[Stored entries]
________________
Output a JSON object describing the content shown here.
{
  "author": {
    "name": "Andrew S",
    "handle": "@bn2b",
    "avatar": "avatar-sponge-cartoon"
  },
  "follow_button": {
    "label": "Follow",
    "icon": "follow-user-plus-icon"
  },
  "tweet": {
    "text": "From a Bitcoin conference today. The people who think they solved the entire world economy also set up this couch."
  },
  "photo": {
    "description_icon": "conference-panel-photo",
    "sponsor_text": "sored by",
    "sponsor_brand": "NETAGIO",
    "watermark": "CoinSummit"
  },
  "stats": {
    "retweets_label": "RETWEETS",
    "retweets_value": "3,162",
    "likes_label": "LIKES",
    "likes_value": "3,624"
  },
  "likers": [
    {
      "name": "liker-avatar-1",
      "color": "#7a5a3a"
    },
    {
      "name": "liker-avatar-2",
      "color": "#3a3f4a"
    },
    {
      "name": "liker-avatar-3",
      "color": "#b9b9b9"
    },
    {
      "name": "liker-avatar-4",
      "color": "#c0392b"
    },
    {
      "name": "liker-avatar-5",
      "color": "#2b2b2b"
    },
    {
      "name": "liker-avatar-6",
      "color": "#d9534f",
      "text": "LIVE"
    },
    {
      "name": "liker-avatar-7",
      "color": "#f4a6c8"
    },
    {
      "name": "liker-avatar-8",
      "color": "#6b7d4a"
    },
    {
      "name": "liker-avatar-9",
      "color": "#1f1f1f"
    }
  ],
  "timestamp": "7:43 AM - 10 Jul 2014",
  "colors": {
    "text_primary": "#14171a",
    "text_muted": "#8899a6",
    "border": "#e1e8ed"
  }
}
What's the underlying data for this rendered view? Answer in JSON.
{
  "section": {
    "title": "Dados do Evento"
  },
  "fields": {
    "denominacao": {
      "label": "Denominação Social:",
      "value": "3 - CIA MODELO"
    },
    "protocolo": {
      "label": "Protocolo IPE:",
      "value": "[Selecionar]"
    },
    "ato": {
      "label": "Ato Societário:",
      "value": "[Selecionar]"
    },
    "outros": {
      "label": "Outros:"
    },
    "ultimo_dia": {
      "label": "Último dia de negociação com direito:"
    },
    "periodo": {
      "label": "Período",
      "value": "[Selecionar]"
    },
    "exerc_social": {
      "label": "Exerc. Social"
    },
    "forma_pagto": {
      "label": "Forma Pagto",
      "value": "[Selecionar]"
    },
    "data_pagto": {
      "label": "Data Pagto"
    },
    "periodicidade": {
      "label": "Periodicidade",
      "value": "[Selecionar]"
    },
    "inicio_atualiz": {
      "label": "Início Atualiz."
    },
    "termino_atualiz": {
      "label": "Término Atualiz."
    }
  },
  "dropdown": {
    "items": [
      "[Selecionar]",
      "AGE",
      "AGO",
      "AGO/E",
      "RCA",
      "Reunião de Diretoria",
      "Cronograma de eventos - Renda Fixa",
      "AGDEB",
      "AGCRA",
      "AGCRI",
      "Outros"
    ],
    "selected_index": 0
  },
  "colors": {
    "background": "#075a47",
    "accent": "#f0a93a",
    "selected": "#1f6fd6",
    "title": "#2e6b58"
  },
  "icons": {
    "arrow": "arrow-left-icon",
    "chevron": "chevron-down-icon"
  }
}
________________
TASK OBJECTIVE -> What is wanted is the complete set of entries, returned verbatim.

TASK ANSWER ->
Output a JSON object describing the content shown here.
{
  "author": {
    "name": "Andrew S",
    "handle": "@bn2b",
    "avatar": "avatar-sponge-cartoon"
  },
  "follow_button": {
    "label": "Follow",
    "icon": "follow-user-plus-icon"
  },
  "tweet": {
    "text": "From a Bitcoin conference today. The people who think they solved the entire world economy also set up this couch."
  },
  "photo": {
    "description_icon": "conference-panel-photo",
    "sponsor_text": "sored by",
    "sponsor_brand": "NETAGIO",
    "watermark": "CoinSummit"
  },
  "stats": {
    "retweets_label": "RETWEETS",
    "retweets_value": "3,162",
    "likes_label": "LIKES",
    "likes_value": "3,624"
  },
  "likers": [
    {
      "name": "liker-avatar-1",
      "color": "#7a5a3a"
    },
    {
      "name": "liker-avatar-2",
      "color": "#3a3f4a"
    },
    {
      "name": "liker-avatar-3",
      "color": "#b9b9b9"
    },
    {
      "name": "liker-avatar-4",
      "color": "#c0392b"
    },
    {
      "name": "liker-avatar-5",
      "color": "#2b2b2b"
    },
    {
      "name": "liker-avatar-6",
      "color": "#d9534f",
      "text": "LIVE"
    },
    {
      "name": "liker-avatar-7",
      "color": "#f4a6c8"
    },
    {
      "name": "liker-avatar-8",
      "color": "#6b7d4a"
    },
    {
      "name": "liker-avatar-9",
      "color": "#1f1f1f"
    }
  ],
  "timestamp": "7:43 AM - 10 Jul 2014",
  "colors": {
    "text_primary": "#14171a",
    "text_muted": "#8899a6",
    "border": "#e1e8ed"
  }
}
What's the underlying data for this rendered view? Answer in JSON.
{
  "section": {
    "title": "Dados do Evento"
  },
  "fields": {
    "denominacao": {
      "label": "Denominação Social:",
      "value": "3 - CIA MODELO"
    },
    "protocolo": {
      "label": "Protocolo IPE:",
      "value": "[Selecionar]"
    },
    "ato": {
      "label": "Ato Societário:",
      "value": "[Selecionar]"
    },
    "outros": {
      "label": "Outros:"
    },
    "ultimo_dia": {
      "label": "Último dia de negociação com direito:"
    },
    "periodo": {
      "label": "Período",
      "value": "[Selecionar]"
    },
    "exerc_social": {
      "label": "Exerc. Social"
    },
    "forma_pagto": {
      "label": "Forma Pagto",
      "value": "[Selecionar]"
    },
    "data_pagto": {
      "label": "Data Pagto"
    },
    "periodicidade": {
      "label": "Periodicidade",
      "value": "[Selecionar]"
    },
    "inicio_atualiz": {
      "label": "Início Atualiz."
    },
    "termino_atualiz": {
      "label": "Término Atualiz."
    }
  },
  "dropdown": {
    "items": [
      "[Selecionar]",
      "AGE",
      "AGO",
      "AGO/E",
      "RCA",
      "Reunião de Diretoria",
      "Cronograma de eventos - Renda Fixa",
      "AGDEB",
      "AGCRA",
      "AGCRI",
      "Outros"
    ],
    "selected_index": 0
  },
  "colors": {
    "background": "#075a47",
    "accent": "#f0a93a",
    "selected": "#1f6fd6",
    "title": "#2e6b58"
  },
  "icons": {
    "arrow": "arrow-left-icon",
    "chevron": "chevron-down-icon"
  }
}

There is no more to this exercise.